INSTRUCTIONS FOR THE TASK » Which of the lines below contain the string "entities"? Copy each one.

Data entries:

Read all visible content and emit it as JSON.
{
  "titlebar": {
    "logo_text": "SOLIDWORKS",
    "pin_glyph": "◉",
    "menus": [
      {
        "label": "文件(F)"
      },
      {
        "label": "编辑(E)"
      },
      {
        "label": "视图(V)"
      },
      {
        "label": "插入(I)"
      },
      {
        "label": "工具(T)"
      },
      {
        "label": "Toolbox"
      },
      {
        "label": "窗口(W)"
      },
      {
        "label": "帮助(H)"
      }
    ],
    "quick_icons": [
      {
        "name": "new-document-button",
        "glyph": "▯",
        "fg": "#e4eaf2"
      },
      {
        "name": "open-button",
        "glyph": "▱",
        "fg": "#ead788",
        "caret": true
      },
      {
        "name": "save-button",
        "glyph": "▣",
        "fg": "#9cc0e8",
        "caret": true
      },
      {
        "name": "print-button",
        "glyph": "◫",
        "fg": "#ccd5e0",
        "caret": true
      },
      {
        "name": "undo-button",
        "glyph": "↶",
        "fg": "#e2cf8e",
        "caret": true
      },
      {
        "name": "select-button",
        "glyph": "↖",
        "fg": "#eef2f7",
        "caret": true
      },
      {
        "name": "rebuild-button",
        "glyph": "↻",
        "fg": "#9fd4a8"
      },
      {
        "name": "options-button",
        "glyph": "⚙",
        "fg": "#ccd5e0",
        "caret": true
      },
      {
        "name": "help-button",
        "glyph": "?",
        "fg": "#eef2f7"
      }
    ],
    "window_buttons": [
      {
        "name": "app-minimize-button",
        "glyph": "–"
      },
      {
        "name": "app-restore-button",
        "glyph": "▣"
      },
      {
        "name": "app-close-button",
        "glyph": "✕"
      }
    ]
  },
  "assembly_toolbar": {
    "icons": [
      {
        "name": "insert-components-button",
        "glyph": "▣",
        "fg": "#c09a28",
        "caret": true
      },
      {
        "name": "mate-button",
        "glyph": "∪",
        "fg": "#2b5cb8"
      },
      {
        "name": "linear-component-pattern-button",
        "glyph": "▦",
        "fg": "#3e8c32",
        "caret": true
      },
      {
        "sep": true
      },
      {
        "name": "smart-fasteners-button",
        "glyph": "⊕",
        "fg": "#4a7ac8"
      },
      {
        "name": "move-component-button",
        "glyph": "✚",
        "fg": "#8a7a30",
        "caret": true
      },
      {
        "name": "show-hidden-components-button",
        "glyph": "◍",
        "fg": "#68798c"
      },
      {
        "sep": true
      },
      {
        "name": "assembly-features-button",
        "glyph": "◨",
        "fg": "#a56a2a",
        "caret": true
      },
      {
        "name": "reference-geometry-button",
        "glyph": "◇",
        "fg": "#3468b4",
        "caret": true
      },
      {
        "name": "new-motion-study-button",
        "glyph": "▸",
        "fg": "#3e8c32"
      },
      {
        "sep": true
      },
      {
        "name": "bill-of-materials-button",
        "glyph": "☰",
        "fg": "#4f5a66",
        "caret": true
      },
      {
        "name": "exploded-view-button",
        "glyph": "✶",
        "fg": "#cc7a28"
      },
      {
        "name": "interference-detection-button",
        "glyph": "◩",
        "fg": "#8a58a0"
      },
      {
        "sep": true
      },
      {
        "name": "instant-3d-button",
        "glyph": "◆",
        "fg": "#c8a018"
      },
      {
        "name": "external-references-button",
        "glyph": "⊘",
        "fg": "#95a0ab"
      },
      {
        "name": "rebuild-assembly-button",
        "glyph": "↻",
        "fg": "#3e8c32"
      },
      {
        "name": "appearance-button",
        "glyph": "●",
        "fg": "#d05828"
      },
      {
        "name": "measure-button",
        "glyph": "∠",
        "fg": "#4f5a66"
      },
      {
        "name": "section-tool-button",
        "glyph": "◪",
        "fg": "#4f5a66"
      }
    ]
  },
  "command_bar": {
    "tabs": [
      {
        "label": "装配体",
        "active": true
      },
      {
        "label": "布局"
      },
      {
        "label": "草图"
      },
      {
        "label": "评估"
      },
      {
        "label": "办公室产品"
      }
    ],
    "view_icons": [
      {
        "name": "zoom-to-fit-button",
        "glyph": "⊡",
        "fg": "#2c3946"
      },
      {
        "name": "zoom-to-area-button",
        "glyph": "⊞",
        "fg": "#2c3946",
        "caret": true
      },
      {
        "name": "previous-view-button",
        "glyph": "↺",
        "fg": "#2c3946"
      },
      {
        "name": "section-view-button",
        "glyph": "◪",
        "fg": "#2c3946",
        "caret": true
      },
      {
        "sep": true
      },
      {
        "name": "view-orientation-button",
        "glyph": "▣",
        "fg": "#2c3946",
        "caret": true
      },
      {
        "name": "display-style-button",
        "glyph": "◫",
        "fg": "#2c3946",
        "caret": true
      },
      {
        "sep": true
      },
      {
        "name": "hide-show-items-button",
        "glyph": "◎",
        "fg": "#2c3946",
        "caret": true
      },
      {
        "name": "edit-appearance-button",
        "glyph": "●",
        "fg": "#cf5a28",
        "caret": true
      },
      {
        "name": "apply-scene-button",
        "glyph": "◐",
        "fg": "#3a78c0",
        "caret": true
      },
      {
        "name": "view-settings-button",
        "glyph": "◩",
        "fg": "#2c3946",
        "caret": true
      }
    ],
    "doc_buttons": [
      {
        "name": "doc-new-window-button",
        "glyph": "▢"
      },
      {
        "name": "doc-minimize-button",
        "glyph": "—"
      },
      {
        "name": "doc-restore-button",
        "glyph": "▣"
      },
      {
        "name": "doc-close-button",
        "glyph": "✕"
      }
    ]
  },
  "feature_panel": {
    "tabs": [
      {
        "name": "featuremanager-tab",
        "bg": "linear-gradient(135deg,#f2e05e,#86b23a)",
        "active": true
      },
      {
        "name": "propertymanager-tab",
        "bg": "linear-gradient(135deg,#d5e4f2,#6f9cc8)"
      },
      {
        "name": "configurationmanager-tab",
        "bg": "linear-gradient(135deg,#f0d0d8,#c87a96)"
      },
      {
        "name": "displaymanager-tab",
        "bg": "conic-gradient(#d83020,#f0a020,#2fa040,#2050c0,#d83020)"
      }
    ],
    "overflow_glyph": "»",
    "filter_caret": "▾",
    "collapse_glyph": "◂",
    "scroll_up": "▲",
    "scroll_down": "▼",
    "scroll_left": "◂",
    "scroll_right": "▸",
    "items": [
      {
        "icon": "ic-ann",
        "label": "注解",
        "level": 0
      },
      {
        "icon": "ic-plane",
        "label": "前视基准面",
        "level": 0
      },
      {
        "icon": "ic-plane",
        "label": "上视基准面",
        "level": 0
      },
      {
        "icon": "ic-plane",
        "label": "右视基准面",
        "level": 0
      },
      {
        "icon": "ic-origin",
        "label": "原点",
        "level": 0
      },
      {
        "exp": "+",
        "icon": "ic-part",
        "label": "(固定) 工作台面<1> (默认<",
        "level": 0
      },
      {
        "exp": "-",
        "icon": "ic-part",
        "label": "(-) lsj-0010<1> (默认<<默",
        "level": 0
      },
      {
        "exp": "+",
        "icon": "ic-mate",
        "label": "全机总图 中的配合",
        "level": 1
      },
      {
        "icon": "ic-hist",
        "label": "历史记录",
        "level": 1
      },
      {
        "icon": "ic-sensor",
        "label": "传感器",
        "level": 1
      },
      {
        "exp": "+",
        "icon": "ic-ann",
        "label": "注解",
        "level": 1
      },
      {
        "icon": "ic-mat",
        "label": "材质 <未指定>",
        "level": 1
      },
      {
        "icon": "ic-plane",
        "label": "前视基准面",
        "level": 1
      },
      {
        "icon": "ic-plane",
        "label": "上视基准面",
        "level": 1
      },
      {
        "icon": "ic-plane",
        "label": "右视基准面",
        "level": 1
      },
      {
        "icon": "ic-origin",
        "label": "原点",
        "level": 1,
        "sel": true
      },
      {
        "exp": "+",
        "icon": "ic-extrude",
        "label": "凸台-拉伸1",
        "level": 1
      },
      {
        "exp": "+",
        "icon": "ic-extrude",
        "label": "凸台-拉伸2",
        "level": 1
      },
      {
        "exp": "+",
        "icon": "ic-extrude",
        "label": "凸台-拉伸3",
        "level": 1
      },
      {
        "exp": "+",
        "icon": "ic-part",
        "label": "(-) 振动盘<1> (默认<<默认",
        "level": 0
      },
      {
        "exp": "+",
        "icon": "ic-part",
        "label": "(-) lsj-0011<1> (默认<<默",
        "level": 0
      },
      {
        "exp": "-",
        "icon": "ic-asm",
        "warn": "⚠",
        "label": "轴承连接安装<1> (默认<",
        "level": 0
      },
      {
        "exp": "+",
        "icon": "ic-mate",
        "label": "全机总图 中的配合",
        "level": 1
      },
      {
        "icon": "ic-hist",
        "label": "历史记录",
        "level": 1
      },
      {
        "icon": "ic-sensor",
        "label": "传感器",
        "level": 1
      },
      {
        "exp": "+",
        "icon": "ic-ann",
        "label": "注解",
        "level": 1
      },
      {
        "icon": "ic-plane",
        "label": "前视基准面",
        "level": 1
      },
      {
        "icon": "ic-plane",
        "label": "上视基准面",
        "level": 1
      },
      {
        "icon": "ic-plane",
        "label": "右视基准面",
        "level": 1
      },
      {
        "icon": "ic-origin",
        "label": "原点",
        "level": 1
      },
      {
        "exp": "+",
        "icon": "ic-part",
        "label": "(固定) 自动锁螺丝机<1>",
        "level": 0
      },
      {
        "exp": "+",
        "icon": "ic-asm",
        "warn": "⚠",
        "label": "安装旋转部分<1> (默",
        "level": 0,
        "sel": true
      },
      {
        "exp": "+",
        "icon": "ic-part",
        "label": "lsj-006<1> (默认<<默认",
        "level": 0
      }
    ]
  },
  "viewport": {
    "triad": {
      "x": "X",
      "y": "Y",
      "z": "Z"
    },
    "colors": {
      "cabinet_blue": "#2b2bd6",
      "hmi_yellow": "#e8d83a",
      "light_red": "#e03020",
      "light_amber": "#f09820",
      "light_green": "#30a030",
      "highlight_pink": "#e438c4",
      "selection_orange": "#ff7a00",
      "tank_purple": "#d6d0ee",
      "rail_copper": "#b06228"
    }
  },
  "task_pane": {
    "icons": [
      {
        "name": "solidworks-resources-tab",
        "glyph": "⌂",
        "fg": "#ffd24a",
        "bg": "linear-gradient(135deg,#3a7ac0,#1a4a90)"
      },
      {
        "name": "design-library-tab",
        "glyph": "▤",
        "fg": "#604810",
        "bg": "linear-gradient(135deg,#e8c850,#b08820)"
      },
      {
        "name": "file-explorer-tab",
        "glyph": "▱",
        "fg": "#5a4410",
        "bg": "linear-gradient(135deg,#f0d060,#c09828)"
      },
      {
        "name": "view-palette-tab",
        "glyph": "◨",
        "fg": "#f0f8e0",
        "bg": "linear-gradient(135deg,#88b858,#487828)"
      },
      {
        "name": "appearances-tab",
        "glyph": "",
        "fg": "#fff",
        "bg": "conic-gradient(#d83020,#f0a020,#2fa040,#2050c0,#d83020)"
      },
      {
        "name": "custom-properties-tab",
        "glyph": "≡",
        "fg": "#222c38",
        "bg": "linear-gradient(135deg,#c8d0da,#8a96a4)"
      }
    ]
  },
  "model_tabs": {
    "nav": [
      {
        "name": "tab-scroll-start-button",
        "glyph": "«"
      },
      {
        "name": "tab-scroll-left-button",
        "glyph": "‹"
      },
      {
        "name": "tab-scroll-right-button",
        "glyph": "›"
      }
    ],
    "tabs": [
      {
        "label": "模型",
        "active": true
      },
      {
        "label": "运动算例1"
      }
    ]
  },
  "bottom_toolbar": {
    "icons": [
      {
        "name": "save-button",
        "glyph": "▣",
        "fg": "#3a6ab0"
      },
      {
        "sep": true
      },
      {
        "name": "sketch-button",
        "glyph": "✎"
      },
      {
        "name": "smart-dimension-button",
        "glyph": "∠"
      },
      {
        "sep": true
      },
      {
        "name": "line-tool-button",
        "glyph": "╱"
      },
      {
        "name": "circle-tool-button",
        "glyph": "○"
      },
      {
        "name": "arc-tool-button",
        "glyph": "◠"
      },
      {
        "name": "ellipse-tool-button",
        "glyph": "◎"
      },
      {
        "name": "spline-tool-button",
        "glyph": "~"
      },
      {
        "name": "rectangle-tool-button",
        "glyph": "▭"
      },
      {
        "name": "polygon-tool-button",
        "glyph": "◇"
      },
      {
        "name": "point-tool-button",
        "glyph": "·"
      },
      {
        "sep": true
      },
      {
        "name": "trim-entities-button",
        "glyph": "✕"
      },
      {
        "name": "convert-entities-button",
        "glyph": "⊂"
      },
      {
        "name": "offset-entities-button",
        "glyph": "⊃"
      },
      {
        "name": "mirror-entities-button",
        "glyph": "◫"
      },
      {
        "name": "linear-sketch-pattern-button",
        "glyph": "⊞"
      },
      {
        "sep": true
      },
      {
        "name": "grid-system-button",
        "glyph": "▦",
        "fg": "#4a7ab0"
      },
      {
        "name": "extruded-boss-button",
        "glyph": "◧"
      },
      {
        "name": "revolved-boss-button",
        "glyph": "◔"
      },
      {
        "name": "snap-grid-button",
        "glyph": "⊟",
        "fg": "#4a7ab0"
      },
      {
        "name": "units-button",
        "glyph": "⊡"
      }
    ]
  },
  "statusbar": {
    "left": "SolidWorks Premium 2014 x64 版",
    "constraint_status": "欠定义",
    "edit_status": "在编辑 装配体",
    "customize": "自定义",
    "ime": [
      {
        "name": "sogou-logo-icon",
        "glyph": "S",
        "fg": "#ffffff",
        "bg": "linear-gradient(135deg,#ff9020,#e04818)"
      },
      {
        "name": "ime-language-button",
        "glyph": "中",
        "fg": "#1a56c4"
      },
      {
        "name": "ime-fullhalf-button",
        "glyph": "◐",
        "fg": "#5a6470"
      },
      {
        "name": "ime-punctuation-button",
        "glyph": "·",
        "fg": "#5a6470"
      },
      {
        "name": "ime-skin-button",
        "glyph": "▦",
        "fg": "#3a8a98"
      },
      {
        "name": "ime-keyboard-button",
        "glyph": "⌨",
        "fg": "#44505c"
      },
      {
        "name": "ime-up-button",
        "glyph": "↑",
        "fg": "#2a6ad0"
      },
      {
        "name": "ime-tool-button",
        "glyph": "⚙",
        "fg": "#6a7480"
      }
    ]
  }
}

FINISHED EXERCISE »
        "name": "trim-entities-button",
        "name": "convert-entities-button",
        "name": "offset-entities-button",
        "name": "mirror-entities-button",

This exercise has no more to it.